The scheme is completely staffed by unpaid volunteers who are dispatched by the Scottish Ambulance Service to appropriate medical emergencies within the areas covered. At the current time, the Stonehouse scheme also covers:- Larkhall, Strathaven, Ashgill, Glassford, Sandford, & anywhere in between. In some circumstances, cover can also be extended to Blackwood/Kirkmuirhill/Boghead (Usually only if the fellow CFR scheme in Lesmahagow area is not on call). At the time of writing (1 September 2010), the first year stats. for the group are over 3500 hours of cover and attendance at over 220 emergency incidents. There are currently 10 members of the group, but new volunteers are always welcome.
Stonehouse Heritage Group.
Stonehouse Heritage Group (SHG) was formed in 1991. SHG website. It was created by a small band of volunteers. Their First Project was the inputting of census information on Stonehouse (Lanarkshire) into a computer database. The first census return to be input was the 1891 census. Search routines were developed so that the data could be easily accessed through a number of options that included Surname, full Name, Address etc. therefore providing an extremely quick search facility. Since then more information has gradually been added.

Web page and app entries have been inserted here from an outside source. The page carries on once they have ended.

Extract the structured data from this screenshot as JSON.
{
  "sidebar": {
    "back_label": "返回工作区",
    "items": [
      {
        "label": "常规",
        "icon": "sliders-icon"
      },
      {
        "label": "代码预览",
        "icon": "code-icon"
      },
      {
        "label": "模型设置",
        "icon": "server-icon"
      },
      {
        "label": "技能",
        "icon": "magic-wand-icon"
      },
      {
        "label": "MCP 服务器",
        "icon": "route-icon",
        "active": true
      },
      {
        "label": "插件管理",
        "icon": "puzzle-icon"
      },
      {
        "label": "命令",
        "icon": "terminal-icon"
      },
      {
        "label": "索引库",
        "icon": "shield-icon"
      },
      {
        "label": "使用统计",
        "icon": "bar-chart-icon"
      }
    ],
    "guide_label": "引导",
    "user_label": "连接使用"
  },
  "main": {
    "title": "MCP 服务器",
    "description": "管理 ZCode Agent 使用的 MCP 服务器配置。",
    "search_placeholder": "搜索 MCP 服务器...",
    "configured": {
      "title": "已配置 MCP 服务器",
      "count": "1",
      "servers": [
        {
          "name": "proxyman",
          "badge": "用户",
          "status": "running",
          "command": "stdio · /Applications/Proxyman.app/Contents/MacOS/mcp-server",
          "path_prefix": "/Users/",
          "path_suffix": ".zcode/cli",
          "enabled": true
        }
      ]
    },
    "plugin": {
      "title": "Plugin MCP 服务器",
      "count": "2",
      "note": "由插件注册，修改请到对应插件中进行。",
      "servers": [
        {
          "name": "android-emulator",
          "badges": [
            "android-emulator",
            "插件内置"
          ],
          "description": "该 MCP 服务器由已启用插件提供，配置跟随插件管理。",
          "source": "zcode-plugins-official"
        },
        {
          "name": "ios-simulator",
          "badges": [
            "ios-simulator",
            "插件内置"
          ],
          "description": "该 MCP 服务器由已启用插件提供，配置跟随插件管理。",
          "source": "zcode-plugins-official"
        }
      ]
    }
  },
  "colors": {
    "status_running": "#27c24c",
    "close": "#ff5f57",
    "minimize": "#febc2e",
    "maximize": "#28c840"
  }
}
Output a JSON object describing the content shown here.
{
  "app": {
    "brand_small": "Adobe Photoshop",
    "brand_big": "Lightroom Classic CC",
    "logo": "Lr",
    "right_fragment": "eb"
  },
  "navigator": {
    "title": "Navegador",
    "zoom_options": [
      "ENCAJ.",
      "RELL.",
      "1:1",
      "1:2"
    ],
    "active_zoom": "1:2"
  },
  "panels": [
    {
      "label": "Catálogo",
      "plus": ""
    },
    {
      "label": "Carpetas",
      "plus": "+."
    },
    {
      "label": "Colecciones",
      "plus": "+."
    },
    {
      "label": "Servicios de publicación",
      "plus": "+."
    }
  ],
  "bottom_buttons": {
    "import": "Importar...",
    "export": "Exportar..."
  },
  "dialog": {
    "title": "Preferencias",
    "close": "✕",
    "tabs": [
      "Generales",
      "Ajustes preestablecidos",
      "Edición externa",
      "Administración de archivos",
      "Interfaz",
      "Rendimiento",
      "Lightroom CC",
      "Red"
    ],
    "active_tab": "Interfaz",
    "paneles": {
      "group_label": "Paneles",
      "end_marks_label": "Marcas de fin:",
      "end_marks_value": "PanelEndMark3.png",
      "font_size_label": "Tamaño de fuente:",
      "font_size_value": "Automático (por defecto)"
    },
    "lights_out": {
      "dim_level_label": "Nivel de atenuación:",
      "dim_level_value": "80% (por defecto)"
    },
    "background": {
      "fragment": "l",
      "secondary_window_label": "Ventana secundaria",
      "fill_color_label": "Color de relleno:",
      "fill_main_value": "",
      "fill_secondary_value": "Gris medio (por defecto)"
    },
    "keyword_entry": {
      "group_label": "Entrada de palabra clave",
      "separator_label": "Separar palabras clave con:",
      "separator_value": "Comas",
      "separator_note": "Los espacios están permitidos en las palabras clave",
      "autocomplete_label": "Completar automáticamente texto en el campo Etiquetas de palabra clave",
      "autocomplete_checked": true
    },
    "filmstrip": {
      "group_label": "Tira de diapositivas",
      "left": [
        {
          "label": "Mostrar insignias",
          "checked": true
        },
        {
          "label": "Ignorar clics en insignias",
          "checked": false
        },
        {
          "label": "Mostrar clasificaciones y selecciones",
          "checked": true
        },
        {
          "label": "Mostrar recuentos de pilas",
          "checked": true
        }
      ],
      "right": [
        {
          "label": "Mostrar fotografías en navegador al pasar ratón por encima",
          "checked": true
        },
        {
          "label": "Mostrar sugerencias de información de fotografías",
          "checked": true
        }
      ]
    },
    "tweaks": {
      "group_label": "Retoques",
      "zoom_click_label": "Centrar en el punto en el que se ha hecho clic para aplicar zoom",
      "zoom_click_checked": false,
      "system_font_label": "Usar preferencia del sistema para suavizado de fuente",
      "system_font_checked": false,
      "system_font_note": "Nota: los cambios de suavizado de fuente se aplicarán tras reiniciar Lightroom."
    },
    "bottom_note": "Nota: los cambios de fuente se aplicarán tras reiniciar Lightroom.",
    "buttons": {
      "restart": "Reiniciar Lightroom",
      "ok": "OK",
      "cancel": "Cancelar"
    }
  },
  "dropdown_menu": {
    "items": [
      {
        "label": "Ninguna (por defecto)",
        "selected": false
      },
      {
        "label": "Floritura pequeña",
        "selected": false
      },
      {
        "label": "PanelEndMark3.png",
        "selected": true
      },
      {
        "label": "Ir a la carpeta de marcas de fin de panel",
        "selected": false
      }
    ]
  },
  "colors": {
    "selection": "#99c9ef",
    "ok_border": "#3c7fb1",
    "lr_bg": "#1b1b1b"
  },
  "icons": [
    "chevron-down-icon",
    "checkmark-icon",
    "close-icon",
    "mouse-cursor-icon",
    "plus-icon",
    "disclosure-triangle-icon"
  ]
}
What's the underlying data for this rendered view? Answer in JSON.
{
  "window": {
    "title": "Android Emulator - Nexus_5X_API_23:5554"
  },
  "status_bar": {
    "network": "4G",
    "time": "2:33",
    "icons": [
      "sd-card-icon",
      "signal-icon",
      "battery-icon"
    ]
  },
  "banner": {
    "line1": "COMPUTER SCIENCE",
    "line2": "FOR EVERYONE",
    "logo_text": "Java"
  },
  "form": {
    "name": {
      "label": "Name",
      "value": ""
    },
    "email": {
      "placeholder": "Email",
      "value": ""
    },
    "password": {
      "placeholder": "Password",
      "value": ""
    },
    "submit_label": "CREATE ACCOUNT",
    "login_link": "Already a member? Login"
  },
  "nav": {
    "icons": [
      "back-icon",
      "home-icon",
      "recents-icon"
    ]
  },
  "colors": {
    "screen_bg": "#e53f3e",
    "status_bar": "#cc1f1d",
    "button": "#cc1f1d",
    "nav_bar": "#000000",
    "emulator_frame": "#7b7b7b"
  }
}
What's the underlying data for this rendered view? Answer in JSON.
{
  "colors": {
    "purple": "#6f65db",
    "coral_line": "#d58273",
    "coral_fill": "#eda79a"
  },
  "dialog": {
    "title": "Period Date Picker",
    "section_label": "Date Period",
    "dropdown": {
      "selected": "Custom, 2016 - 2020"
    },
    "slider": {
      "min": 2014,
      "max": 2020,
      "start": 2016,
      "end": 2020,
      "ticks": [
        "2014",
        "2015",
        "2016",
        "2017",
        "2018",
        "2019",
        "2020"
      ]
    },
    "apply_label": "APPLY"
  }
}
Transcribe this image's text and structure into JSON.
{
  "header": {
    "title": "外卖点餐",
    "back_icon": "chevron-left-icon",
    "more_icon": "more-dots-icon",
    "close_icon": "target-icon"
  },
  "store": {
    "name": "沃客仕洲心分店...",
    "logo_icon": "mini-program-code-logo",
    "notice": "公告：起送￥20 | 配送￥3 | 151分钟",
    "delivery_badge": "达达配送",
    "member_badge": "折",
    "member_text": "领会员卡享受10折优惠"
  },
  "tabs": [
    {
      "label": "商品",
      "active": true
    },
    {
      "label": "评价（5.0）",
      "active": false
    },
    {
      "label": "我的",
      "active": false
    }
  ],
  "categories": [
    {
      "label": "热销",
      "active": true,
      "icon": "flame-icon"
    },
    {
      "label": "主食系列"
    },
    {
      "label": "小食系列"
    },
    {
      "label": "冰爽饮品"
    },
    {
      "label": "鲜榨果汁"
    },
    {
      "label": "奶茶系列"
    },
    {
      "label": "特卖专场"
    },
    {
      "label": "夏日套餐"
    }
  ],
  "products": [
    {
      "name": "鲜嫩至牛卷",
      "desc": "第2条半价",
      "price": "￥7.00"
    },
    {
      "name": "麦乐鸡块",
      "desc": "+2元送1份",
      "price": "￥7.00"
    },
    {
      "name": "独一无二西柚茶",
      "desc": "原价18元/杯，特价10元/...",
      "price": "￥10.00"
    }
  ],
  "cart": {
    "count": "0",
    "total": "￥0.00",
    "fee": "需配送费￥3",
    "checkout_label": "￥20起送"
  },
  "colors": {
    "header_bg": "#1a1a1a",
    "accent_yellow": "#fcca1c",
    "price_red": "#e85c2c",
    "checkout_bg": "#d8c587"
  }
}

SHG have access to a resource room above the library at 4/5 the Cross Stonehouse ML9 3LO.
- The Online Scots Dictionary
- StonehouseOnline.org.uk - The community website of Stonehouse, South Lanarkshire
- Stonehouse Community Website
- Stonehouse Heritage Group
- St. Ninian's Parish Church Stonehouse
- The Glasgow Story
- Stonehouse Gala Group
- Stonehouse history
- Stonehouse Tourism
- Map sources for Stonehouse, South Lanarkshire